- _Task to complete_: Scan the material below for lines with the word "safetensors". Reply with the count and no other words.

- _Data shown_:
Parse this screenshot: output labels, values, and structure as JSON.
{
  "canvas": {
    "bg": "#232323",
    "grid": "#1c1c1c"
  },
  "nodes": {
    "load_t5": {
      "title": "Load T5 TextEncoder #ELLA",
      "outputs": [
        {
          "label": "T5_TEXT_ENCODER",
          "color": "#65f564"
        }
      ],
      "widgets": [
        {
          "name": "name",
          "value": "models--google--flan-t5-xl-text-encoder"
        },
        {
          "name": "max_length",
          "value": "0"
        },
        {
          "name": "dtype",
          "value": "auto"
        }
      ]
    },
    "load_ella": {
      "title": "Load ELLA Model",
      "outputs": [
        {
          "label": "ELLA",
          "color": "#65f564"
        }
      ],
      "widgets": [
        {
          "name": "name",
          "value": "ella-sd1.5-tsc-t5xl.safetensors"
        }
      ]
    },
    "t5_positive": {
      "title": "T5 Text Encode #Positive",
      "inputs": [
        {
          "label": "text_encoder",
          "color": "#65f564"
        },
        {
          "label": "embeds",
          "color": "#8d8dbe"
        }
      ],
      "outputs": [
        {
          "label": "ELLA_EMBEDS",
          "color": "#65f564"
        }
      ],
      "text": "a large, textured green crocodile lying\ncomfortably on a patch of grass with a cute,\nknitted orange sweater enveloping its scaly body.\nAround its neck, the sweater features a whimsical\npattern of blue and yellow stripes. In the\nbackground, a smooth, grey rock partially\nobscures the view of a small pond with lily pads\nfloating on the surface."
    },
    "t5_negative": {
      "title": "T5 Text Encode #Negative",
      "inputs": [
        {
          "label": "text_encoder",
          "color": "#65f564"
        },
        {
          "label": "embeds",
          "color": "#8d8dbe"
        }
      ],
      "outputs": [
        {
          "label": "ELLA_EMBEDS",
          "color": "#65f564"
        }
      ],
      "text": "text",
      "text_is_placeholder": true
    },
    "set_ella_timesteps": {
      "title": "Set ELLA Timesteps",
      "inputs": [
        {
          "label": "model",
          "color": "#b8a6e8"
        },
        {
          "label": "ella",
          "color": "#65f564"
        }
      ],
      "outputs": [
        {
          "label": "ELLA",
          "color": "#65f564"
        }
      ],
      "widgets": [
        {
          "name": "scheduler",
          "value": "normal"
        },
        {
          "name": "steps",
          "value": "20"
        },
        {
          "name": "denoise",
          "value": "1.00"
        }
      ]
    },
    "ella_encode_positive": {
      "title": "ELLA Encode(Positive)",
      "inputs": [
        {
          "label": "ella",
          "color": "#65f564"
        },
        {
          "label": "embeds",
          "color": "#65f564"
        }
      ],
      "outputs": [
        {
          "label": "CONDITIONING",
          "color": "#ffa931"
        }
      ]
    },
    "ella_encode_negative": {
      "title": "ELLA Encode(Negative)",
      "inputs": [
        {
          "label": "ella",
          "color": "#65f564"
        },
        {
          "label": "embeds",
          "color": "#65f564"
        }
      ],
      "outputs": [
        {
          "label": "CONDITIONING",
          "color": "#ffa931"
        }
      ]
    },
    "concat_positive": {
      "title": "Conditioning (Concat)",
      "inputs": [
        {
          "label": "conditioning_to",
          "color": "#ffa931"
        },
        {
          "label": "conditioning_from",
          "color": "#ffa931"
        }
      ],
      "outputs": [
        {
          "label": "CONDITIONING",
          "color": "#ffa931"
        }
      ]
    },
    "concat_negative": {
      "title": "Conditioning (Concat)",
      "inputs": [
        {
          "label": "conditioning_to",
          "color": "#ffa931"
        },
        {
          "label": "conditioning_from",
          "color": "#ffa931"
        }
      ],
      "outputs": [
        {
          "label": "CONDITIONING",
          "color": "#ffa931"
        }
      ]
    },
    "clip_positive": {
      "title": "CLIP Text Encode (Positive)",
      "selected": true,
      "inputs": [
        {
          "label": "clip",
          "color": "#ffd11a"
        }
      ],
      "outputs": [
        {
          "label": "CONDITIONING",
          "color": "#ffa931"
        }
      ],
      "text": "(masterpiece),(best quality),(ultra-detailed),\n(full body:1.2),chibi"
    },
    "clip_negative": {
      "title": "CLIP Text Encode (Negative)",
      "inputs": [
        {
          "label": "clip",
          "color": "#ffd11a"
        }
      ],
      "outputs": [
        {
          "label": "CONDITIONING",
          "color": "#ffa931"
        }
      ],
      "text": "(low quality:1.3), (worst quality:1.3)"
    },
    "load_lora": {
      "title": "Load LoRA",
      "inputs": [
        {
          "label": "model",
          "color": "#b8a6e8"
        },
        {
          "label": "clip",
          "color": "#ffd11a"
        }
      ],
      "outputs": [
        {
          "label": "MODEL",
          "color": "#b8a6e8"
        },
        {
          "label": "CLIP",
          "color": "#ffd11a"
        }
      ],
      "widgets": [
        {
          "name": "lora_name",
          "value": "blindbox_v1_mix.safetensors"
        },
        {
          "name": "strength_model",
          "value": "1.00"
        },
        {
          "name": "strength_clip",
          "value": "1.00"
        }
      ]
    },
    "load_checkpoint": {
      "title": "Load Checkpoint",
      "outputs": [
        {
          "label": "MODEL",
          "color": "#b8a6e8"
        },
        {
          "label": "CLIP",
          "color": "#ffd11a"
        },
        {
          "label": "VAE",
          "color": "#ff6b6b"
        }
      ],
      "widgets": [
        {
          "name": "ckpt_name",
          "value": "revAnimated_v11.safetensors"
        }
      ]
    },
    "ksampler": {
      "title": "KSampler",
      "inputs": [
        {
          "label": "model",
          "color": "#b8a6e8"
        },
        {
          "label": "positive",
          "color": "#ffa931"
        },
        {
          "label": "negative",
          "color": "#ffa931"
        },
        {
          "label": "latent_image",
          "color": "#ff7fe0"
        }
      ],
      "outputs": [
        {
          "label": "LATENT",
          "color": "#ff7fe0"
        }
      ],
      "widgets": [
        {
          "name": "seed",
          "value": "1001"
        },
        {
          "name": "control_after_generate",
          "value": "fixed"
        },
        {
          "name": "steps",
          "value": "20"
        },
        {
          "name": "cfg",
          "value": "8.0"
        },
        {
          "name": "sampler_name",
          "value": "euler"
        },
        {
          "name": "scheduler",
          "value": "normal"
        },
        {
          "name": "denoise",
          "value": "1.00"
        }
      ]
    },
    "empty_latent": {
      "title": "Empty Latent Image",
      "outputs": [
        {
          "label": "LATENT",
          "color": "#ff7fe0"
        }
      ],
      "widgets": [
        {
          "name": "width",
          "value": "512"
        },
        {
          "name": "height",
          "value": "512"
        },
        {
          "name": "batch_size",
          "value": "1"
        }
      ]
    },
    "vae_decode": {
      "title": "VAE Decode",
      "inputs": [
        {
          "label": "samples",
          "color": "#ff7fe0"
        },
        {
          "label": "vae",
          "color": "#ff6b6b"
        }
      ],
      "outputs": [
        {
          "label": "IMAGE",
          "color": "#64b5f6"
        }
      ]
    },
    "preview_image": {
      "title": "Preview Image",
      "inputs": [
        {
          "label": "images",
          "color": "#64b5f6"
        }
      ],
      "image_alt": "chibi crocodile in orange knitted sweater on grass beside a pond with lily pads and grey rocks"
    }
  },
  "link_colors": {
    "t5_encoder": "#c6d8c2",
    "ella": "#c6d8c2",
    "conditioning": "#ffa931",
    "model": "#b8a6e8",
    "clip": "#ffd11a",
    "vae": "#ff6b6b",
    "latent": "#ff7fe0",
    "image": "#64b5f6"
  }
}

- _Written reply_: 3